EXERCISE PROMPT
Among the following entries, how many lines hold the string "Branch"? State only the number.

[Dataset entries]
Segment Open

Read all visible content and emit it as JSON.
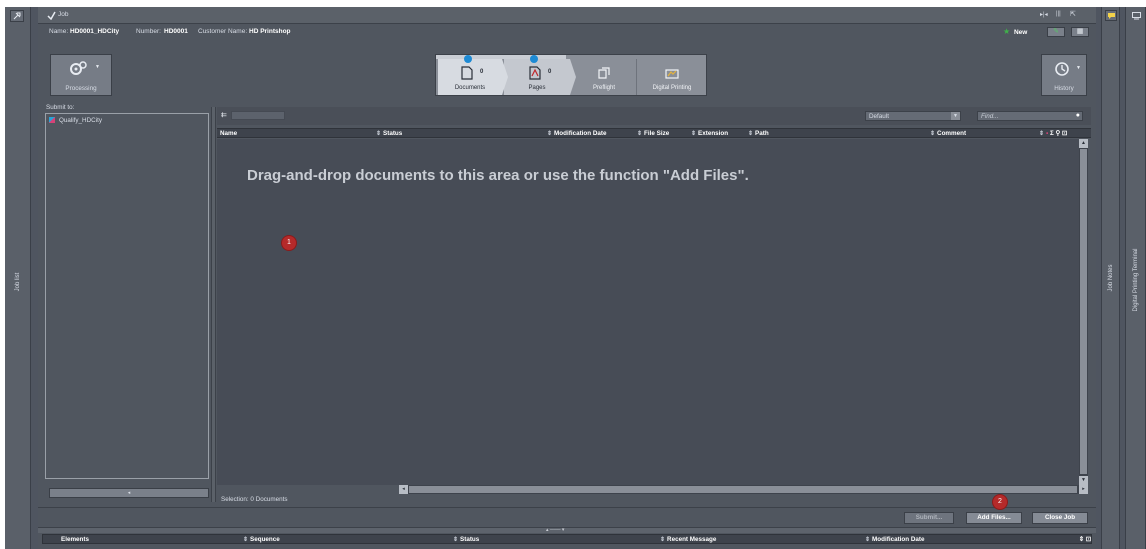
{
  "window": {
    "title": "Job"
  },
  "sidebar_left": {
    "label": "Job list"
  },
  "sidebar_right": {
    "notes_label": "Job Notes",
    "terminal_label": "Digital Printing Terminal"
  },
  "job_info": {
    "name_label": "Name:",
    "name_value": "HD0001_HDCity",
    "number_label": "Number:",
    "number_value": "HD0001",
    "customer_label": "Customer Name:",
    "customer_value": "HD Printshop",
    "new_label": "New"
  },
  "toolbar": {
    "processing_label": "Processing",
    "history_label": "History"
  },
  "workflow": {
    "steps": [
      {
        "label": "Documents",
        "count": "0"
      },
      {
        "label": "Pages",
        "count": "0"
      },
      {
        "label": "Preflight",
        "count": ""
      },
      {
        "label": "Digital Printing",
        "count": ""
      }
    ]
  },
  "submit_panel": {
    "title": "Submit to:",
    "items": [
      {
        "label": "Qualify_HDCity"
      }
    ]
  },
  "documents": {
    "filter_value": "Default",
    "find_placeholder": "Find...",
    "columns": [
      "Name",
      "Status",
      "Modification Date",
      "File Size",
      "Extension",
      "Path",
      "Comment"
    ],
    "empty_message": "Drag-and-drop documents to this area or use the function \"Add Files\".",
    "selection_text": "Selection: 0 Documents"
  },
  "buttons": {
    "submit": "Submit...",
    "add_files": "Add Files...",
    "close_job": "Close Job"
  },
  "badges": {
    "one": "1",
    "two": "2"
  },
  "bottom_table": {
    "columns": [
      "Elements",
      "Sequence",
      "Status",
      "Recent Message",
      "Modification Date"
    ]
  },
  "colors": {
    "background": "#4f5560",
    "content": "#474c56",
    "accent_red": "#b52a2a"
  }
}
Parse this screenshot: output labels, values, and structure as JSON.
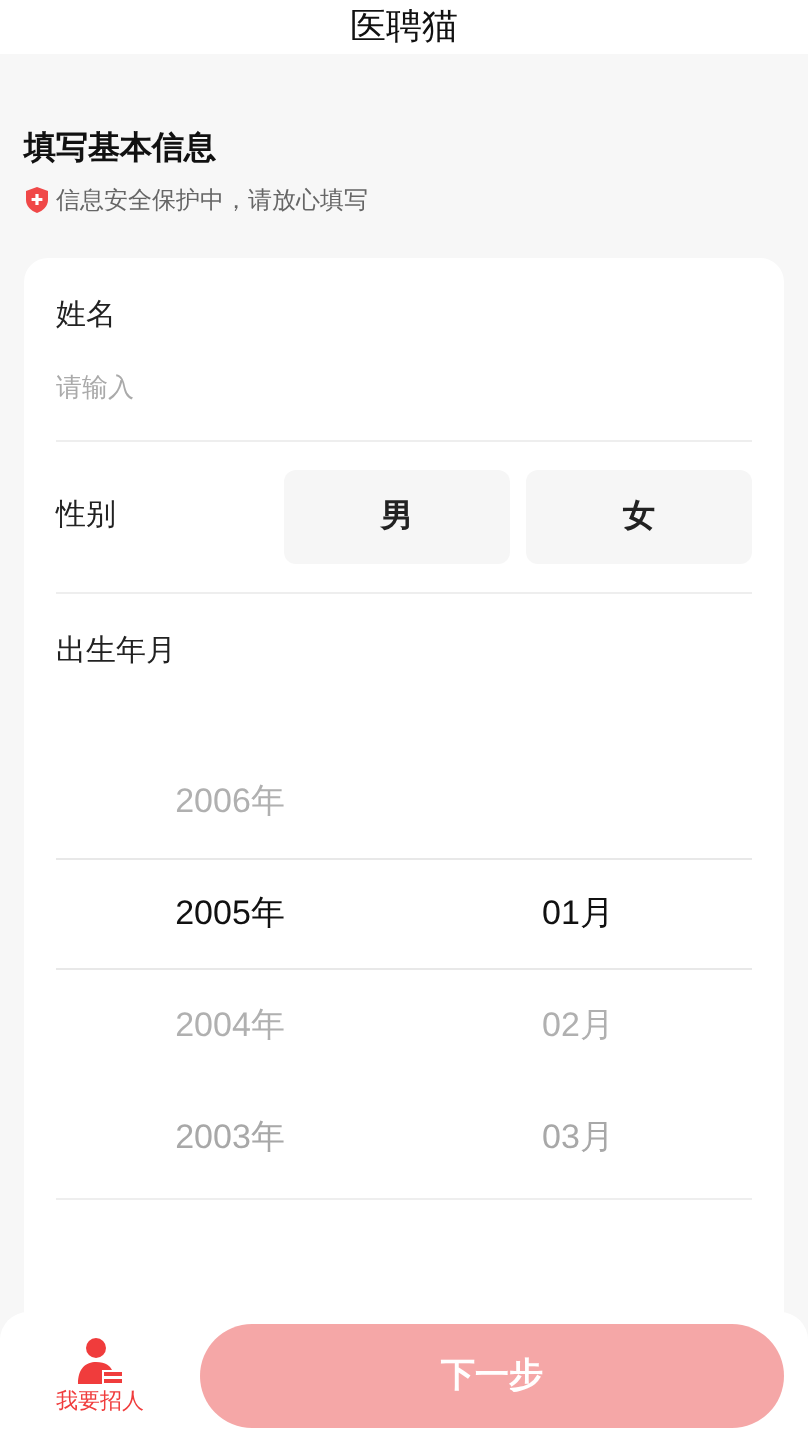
{
  "header": {
    "title": "医聘猫"
  },
  "intro": {
    "title": "填写基本信息",
    "notice": "信息安全保护中，请放心填写"
  },
  "name_field": {
    "label": "姓名",
    "placeholder": "请输入"
  },
  "gender": {
    "label": "性别",
    "options": [
      {
        "label": "男",
        "selected": false
      },
      {
        "label": "女",
        "selected": false
      }
    ]
  },
  "birth": {
    "label": "出生年月",
    "years": [
      {
        "label": "2006年",
        "selected": false
      },
      {
        "label": "2005年",
        "selected": true
      },
      {
        "label": "2004年",
        "selected": false
      },
      {
        "label": "2003年",
        "selected": false
      }
    ],
    "months": [
      {
        "label": "01月",
        "selected": true
      },
      {
        "label": "02月",
        "selected": false
      },
      {
        "label": "03月",
        "selected": false
      }
    ]
  },
  "footer": {
    "recruit_label": "我要招人",
    "next_button": "下一步"
  }
}
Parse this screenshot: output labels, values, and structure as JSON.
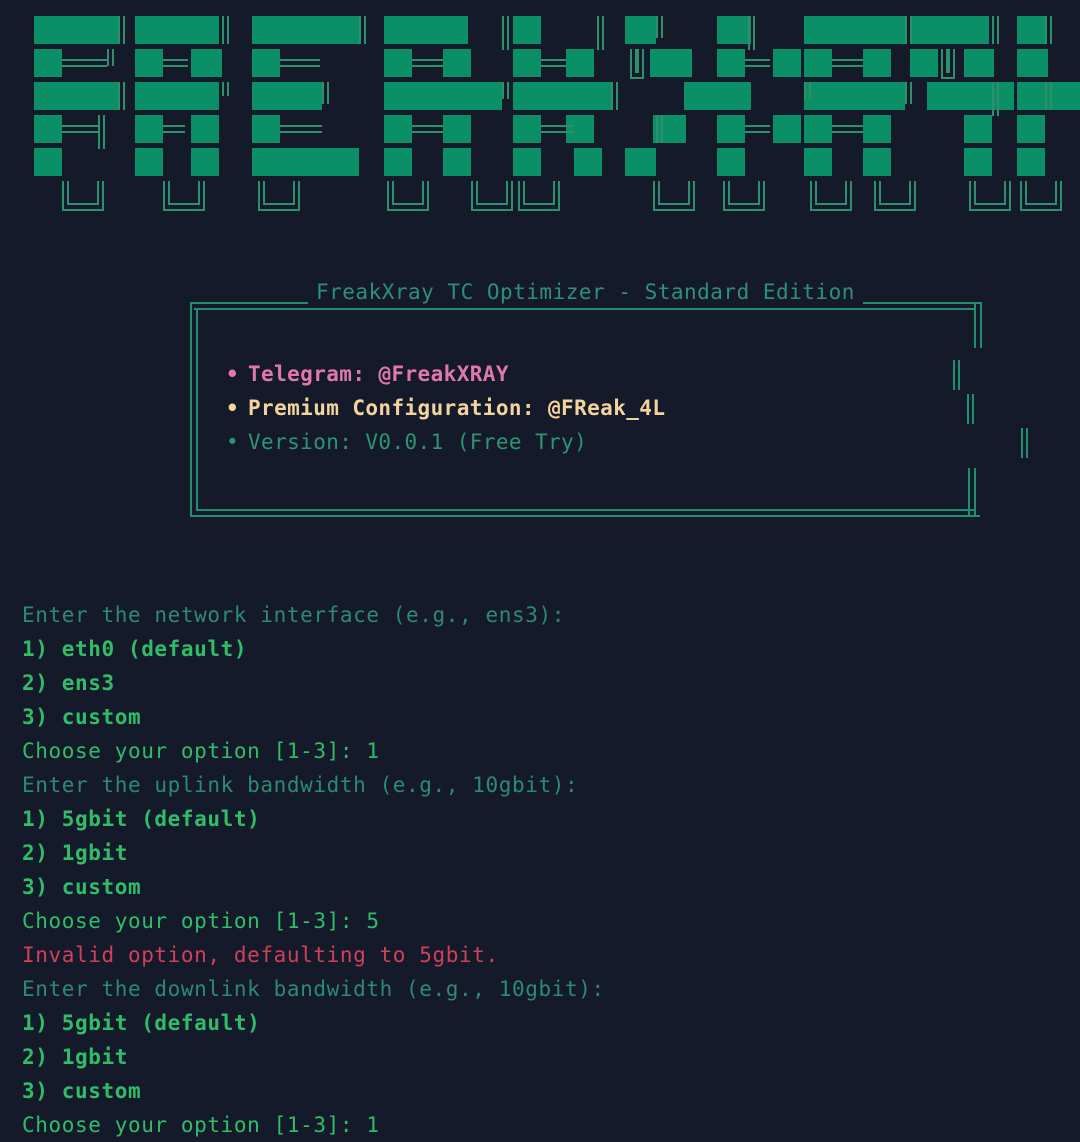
{
  "banner": {
    "text": "FREAK XRAY",
    "style": "block-ascii-art",
    "fill_color": "#0a8f67",
    "line_color": "#2e8f6d"
  },
  "box": {
    "title": "FreakXray TC Optimizer - Standard Edition",
    "title_color": "#2e8f7a",
    "border_color": "#1f8f6d",
    "items": [
      {
        "bullet": "•",
        "text": "Telegram: @FreakXRAY",
        "color": "#e078ae"
      },
      {
        "bullet": "•",
        "text": "Premium Configuration: @FReak_4L",
        "color": "#f2d49c"
      },
      {
        "bullet": "•",
        "text": "Version: V0.0.1 (Free Try)",
        "color": "#2e9472"
      }
    ]
  },
  "terminal": {
    "background": "#151a2b",
    "lines": [
      {
        "text": "Enter the network interface (e.g., ens3):",
        "kind": "prompt"
      },
      {
        "text": "1) eth0 (default)",
        "kind": "option"
      },
      {
        "text": "2) ens3",
        "kind": "option"
      },
      {
        "text": "3) custom",
        "kind": "option"
      },
      {
        "text": "Choose your option [1-3]: 1",
        "kind": "choose"
      },
      {
        "text": "Enter the uplink bandwidth (e.g., 10gbit):",
        "kind": "prompt"
      },
      {
        "text": "1) 5gbit (default)",
        "kind": "option"
      },
      {
        "text": "2) 1gbit",
        "kind": "option"
      },
      {
        "text": "3) custom",
        "kind": "option"
      },
      {
        "text": "Choose your option [1-3]: 5",
        "kind": "choose"
      },
      {
        "text": "Invalid option, defaulting to 5gbit.",
        "kind": "error"
      },
      {
        "text": "Enter the downlink bandwidth (e.g., 10gbit):",
        "kind": "prompt"
      },
      {
        "text": "1) 5gbit (default)",
        "kind": "option"
      },
      {
        "text": "2) 1gbit",
        "kind": "option"
      },
      {
        "text": "3) custom",
        "kind": "option"
      },
      {
        "text": "Choose your option [1-3]: 1",
        "kind": "choose"
      }
    ]
  }
}
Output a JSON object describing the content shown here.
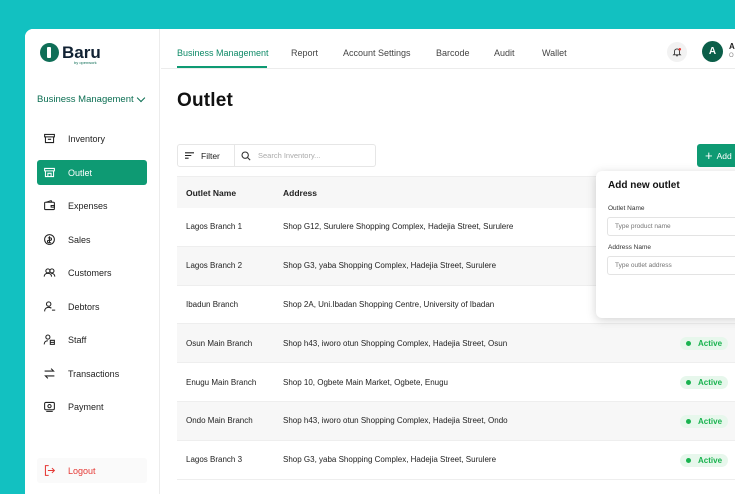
{
  "brand": {
    "name": "Baru",
    "tagline": "by openwork"
  },
  "sidebar": {
    "business_select": "Business Management",
    "items": [
      {
        "label": "Inventory",
        "icon": "box-icon"
      },
      {
        "label": "Outlet",
        "icon": "store-icon"
      },
      {
        "label": "Expenses",
        "icon": "wallet-icon"
      },
      {
        "label": "Sales",
        "icon": "sales-icon"
      },
      {
        "label": "Customers",
        "icon": "users-icon"
      },
      {
        "label": "Debtors",
        "icon": "user-minus-icon"
      },
      {
        "label": "Staff",
        "icon": "staff-icon"
      },
      {
        "label": "Transactions",
        "icon": "arrows-icon"
      },
      {
        "label": "Payment",
        "icon": "payment-icon"
      }
    ],
    "logout": "Logout"
  },
  "topnav": {
    "tabs": [
      "Business Management",
      "Report",
      "Account Settings",
      "Barcode",
      "Audit",
      "Wallet"
    ],
    "user_initial": "A",
    "user_name": "A",
    "user_role": "O"
  },
  "main": {
    "title": "Outlet",
    "filter_label": "Filter",
    "search_placeholder": "Search Inventory...",
    "add_label": "Add",
    "columns": [
      "Outlet Name",
      "Address"
    ],
    "rows": [
      {
        "name": "Lagos Branch 1",
        "address": "Shop G12, Surulere Shopping Complex, Hadejia Street, Surulere",
        "status": ""
      },
      {
        "name": "Lagos Branch 2",
        "address": "Shop G3, yaba Shopping Complex, Hadejia Street, Surulere",
        "status": ""
      },
      {
        "name": "Ibadun Branch",
        "address": "Shop 2A, Uni.Ibadan Shopping Centre, University of Ibadan",
        "status": ""
      },
      {
        "name": "Osun Main Branch",
        "address": "Shop h43, iworo otun Shopping Complex, Hadejia Street, Osun",
        "status": "Active"
      },
      {
        "name": "Enugu Main Branch",
        "address": "Shop 10, Ogbete Main Market, Ogbete, Enugu",
        "status": "Active"
      },
      {
        "name": "Ondo Main Branch",
        "address": "Shop h43, iworo otun Shopping Complex, Hadejia Street, Ondo",
        "status": "Active"
      },
      {
        "name": "Lagos Branch 3",
        "address": "Shop G3, yaba Shopping Complex, Hadejia Street, Surulere",
        "status": "Active"
      }
    ]
  },
  "popup": {
    "title": "Add new outlet",
    "outlet_name_label": "Outlet Name",
    "outlet_name_placeholder": "Type product name",
    "address_label": "Address Name",
    "address_placeholder": "Type outlet address"
  },
  "colors": {
    "accent": "#0e9a73",
    "background": "#12c1c1",
    "active_status": "#19b34f",
    "logout": "#e53935"
  }
}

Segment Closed

ANSWER SPACE
7